Astor told Charley that he played bandoneón. As a result, the singer and his musicians tutored Astor on his instrument, and indeed Astor accompanied Charley on a couple of occasions at the Campoamor Theater on Fifth Avenue in Manhattan. Charley thought so well of Astor that he gave the boy a bit part in El día que me quieras. Gratefully, Vicente Piazzolla, an amateur wood carver, made a small carving of an Argentine gaucho with a guitar, which Astor delivered to Charley.
Charley was killed in a fiery airplane accident in Colombia on June 24, 1935. Many years later, Astor received a message from his very first bandoneón teacher, Andrés D’Aquila, who still lived in New York. Andrés had been passing by a pawnshop in Manhattan and had spotted a small wood carving of a gaucho with a guitar in the window. Curious, he looked at it more carefully and saw the name “Vicente Piazzolla” carved into its base. The carving itself was charred in many places, the evidence that it had been in a fire. Next to the figure was a hand-lettered sign that read “This belonged to an Argentine tango singer.”

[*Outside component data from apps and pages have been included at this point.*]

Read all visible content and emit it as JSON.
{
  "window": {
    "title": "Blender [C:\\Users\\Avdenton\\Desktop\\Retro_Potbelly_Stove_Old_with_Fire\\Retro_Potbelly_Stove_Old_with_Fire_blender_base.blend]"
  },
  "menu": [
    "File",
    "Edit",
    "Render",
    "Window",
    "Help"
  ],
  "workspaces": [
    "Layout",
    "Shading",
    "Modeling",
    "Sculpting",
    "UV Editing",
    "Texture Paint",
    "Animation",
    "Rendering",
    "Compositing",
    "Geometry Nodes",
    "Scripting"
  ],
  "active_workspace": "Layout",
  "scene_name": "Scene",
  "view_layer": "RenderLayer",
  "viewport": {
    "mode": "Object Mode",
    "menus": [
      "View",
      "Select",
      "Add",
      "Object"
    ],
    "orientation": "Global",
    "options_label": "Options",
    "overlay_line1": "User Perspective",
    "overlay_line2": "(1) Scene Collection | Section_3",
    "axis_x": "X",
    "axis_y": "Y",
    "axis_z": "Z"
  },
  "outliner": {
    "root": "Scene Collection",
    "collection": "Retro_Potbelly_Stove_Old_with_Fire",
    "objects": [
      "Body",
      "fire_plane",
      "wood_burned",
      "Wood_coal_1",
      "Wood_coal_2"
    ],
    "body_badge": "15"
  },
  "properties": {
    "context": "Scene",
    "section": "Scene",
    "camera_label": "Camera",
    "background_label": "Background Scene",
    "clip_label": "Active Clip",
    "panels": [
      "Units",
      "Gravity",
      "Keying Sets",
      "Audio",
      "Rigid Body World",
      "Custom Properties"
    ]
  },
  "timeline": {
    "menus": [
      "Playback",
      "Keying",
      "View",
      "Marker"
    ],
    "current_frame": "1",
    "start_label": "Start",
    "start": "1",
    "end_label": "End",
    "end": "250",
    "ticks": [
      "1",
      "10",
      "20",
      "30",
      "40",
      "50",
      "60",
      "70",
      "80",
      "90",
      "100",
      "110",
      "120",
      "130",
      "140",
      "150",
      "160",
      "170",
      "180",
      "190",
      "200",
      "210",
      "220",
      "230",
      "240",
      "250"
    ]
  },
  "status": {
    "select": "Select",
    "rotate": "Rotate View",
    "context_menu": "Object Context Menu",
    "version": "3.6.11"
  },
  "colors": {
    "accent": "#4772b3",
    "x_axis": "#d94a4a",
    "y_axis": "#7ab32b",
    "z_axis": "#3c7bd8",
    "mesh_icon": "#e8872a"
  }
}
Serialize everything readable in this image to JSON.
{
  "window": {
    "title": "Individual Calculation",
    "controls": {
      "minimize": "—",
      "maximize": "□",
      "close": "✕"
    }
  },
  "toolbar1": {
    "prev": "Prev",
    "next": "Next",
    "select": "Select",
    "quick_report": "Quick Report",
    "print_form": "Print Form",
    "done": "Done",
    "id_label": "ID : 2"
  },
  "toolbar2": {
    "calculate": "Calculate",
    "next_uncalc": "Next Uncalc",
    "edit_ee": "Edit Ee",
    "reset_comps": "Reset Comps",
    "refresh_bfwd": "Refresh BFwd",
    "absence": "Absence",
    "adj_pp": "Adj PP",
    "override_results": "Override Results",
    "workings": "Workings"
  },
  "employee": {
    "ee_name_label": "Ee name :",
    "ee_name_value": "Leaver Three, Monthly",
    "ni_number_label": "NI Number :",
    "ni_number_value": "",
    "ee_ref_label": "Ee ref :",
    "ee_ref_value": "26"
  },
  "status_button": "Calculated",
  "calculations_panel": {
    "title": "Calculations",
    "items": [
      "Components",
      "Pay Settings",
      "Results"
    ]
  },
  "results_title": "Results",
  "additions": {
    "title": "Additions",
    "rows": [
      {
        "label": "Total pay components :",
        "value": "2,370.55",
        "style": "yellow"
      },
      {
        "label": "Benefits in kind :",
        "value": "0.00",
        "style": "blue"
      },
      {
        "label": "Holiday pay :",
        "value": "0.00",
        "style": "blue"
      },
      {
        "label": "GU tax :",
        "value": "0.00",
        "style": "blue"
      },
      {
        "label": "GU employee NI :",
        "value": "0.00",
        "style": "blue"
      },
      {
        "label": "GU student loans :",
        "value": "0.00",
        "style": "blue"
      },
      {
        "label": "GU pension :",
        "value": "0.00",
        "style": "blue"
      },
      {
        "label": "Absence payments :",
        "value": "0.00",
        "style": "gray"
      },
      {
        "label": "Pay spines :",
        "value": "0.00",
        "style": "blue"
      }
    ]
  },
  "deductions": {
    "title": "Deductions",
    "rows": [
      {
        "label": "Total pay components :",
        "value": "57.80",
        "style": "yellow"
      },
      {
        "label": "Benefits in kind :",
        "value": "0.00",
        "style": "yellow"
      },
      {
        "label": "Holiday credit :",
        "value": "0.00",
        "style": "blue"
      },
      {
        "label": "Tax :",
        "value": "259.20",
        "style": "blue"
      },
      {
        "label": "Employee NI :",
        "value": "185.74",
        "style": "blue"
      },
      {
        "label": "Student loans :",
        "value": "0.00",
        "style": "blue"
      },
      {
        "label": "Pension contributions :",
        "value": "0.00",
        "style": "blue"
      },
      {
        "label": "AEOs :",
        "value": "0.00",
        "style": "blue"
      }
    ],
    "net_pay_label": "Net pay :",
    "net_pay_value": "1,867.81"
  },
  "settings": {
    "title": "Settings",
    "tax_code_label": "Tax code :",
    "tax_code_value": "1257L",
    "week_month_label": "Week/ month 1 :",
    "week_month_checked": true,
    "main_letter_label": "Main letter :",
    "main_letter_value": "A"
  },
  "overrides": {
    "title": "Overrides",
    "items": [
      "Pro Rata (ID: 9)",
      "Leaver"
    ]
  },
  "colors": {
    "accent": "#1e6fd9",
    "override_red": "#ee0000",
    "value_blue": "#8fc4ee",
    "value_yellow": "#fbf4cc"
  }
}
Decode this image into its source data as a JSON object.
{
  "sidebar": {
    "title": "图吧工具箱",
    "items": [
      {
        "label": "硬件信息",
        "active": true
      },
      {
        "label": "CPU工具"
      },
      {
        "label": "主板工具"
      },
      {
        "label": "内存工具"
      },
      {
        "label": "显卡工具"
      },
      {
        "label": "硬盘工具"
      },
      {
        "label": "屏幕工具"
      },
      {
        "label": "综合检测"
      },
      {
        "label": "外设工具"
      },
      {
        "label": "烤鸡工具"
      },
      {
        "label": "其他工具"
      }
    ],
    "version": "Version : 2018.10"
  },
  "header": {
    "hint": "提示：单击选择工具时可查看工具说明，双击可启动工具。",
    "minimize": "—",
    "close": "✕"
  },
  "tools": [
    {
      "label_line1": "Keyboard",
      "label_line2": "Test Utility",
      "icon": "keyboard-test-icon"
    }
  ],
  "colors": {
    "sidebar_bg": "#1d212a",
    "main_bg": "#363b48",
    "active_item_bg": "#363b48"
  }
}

Andrés went into the shop, to buy the gaucho for Astor. But the price was $20.00, money that Andrés did not have on him that day. The shop owner agreed to hold the carving overnight. But when Andrés came back the next day, the gaucho was gone, sold.
In his memoir, Astor writes, “I never lost hope that I would find [the carving] and that whoever has it some day would call me.” That never happened, and among the gifts offered by a fan to a performer, that gaucho carving, wherever it is, surely conveys a far more personal artistic affection — equally to the young prodigy who delivered it and his mentor the immortal star who died with it — than almost any such gift ever could provide.
Terence Clarke’s recently completed screenplay Astor & Charley is based on these events. This piece appeared originally in Huffington Post.